-- Task brief --
Show, in full, each line of the data that contains "screenshot".

-- Exercise inputs --
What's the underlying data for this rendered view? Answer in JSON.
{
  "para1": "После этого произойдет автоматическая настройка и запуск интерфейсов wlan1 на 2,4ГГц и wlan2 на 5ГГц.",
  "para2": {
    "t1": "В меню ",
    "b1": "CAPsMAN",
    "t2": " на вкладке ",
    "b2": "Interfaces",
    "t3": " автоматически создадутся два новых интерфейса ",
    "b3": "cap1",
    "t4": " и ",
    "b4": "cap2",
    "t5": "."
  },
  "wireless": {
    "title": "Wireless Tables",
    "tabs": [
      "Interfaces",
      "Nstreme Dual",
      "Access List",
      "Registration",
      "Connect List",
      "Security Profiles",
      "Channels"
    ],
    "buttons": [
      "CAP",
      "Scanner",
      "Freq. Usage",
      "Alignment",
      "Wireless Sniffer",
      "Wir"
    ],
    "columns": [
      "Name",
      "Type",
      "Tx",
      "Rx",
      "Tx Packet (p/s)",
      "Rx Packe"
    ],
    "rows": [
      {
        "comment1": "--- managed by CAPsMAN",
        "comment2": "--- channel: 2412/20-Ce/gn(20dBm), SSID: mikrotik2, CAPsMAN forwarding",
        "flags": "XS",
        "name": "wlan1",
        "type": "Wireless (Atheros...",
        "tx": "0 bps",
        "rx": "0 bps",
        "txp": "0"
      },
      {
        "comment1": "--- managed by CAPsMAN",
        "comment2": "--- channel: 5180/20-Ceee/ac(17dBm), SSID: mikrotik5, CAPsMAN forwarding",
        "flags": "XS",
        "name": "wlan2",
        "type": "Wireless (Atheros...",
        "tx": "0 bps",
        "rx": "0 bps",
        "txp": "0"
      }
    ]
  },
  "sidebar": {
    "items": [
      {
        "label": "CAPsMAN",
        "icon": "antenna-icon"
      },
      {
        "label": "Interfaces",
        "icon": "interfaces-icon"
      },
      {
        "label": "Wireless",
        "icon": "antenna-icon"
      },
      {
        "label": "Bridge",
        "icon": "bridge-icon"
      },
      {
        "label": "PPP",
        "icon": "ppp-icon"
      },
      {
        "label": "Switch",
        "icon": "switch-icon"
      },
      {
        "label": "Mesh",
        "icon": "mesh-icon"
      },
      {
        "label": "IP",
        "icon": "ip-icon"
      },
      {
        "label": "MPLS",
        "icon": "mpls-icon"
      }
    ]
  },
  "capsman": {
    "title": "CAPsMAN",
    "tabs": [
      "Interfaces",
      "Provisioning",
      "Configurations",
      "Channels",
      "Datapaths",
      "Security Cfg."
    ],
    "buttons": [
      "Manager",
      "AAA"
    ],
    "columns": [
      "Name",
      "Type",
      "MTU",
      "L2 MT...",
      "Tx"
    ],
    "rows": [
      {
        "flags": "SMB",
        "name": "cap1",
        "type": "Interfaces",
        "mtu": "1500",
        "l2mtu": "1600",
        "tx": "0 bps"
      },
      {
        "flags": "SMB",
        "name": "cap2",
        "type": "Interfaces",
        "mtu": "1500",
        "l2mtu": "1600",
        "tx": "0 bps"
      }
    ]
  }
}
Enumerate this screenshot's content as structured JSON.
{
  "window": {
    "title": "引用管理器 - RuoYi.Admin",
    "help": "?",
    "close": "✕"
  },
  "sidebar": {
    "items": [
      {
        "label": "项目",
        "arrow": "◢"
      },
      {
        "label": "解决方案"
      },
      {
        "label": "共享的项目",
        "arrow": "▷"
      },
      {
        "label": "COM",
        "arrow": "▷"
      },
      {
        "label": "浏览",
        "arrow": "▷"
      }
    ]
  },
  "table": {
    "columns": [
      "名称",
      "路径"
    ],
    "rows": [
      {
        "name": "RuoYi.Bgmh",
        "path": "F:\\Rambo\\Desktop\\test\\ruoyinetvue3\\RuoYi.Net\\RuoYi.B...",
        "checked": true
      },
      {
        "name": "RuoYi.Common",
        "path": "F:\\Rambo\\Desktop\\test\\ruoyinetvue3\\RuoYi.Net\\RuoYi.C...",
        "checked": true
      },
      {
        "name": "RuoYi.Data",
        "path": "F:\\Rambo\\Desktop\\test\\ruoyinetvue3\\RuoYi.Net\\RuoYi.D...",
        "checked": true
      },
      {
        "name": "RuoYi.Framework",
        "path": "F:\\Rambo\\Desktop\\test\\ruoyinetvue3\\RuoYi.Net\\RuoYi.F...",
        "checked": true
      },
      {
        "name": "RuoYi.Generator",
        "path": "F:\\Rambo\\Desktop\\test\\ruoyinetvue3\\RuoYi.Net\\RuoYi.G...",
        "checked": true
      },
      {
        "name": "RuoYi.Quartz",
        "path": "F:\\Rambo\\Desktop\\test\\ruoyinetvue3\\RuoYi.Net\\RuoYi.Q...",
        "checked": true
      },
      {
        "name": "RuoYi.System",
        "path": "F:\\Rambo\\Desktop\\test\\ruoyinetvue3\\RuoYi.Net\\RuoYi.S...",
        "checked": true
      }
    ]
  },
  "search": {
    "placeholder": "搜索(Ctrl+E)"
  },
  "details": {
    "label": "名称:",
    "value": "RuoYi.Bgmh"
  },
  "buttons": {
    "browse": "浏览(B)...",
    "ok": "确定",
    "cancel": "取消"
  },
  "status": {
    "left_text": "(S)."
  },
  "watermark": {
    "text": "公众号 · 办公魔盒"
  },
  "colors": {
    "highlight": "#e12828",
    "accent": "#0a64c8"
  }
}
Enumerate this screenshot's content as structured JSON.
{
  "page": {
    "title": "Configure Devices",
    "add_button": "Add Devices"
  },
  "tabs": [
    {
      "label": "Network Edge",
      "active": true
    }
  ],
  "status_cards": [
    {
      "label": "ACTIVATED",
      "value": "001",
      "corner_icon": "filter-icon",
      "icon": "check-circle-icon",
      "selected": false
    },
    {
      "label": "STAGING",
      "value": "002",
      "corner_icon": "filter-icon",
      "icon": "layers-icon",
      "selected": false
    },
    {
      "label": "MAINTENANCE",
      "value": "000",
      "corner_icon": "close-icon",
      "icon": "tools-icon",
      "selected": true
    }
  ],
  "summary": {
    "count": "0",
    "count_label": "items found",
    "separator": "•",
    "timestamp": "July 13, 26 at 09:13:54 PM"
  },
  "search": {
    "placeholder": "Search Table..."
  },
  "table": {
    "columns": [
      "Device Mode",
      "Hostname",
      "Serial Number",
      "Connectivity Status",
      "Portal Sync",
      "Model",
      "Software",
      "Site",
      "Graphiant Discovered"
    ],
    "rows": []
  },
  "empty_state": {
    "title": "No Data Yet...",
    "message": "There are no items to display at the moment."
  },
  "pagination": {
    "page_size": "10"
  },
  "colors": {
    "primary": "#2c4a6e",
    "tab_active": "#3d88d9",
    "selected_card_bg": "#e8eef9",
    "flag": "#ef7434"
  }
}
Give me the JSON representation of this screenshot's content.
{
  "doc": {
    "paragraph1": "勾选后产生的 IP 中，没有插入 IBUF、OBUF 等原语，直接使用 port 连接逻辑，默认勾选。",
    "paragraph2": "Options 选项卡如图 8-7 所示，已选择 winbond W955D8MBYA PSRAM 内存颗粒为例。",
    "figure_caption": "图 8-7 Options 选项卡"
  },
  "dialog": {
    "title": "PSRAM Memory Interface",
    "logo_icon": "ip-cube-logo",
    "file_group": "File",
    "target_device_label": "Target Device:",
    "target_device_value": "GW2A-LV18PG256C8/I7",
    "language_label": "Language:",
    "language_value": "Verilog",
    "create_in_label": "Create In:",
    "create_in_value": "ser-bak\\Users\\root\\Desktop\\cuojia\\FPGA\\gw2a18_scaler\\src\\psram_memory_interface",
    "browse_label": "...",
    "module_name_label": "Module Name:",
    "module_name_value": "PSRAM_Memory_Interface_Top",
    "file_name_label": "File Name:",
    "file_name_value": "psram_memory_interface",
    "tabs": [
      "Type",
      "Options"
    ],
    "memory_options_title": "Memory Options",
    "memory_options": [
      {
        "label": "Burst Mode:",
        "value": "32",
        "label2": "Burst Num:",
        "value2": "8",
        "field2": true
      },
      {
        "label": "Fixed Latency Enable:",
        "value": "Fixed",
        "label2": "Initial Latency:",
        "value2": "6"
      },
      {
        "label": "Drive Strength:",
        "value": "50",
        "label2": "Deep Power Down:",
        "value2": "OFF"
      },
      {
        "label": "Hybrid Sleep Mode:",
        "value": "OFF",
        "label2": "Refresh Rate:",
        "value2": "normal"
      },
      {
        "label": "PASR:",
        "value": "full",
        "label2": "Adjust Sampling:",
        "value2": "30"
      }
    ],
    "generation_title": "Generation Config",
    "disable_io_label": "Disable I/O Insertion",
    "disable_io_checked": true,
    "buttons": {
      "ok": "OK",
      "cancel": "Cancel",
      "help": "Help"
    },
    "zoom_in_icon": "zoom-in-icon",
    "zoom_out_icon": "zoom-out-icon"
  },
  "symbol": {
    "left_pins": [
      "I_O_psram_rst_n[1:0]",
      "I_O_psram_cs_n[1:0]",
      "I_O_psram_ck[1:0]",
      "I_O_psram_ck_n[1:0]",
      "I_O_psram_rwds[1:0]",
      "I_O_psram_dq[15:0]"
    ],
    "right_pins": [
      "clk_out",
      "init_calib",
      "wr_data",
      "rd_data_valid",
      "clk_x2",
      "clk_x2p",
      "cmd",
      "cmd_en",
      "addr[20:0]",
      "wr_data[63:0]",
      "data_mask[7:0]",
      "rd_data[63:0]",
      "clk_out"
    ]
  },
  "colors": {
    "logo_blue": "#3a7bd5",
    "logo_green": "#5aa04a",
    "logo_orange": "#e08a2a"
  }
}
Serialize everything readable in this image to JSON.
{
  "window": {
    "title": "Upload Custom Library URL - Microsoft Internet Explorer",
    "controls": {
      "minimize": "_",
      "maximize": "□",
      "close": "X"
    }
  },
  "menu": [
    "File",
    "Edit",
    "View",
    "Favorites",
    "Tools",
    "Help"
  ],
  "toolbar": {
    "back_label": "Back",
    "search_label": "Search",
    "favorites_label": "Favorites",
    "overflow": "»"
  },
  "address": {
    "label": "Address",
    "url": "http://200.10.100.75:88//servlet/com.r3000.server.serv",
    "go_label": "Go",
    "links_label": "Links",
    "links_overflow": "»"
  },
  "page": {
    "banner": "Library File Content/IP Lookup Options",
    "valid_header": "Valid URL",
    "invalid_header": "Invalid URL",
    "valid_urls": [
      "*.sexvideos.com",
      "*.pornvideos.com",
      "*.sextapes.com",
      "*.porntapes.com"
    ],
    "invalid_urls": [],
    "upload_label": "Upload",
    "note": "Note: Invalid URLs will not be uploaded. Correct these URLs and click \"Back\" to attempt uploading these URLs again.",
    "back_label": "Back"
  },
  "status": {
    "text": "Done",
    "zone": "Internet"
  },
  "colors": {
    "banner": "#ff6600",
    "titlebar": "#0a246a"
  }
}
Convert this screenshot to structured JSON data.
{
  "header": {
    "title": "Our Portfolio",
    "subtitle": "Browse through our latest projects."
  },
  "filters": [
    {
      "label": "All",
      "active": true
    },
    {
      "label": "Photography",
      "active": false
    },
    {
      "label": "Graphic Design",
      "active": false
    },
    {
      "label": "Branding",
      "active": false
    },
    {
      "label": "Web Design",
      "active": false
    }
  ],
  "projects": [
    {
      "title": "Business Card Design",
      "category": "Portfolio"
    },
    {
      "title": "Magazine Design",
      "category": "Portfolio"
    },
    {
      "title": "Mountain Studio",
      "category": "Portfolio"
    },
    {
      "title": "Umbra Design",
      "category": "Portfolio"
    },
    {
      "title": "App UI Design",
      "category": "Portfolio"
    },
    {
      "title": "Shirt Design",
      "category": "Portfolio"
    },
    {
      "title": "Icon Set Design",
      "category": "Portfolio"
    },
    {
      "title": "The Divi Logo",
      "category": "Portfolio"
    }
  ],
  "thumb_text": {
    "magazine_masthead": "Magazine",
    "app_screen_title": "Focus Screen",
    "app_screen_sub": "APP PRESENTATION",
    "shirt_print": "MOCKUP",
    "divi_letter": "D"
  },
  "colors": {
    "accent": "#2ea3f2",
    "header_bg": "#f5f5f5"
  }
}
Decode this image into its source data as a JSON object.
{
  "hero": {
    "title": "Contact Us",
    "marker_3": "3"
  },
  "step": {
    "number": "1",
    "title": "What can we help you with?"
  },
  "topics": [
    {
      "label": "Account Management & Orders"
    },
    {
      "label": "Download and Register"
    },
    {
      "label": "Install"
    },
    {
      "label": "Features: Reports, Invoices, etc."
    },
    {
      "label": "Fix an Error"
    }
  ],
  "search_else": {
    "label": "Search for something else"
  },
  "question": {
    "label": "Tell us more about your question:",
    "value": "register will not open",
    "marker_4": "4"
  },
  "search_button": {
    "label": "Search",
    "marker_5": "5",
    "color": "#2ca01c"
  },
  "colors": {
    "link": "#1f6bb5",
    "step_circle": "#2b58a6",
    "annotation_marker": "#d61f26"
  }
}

-- Solution for this exercise --
Enumerate this screenshot's content as structured JSON.
Enumerate this screenshot's content as structured JSON.
Give me the JSON representation of this screenshot's content.
Convert this screenshot to structured JSON data.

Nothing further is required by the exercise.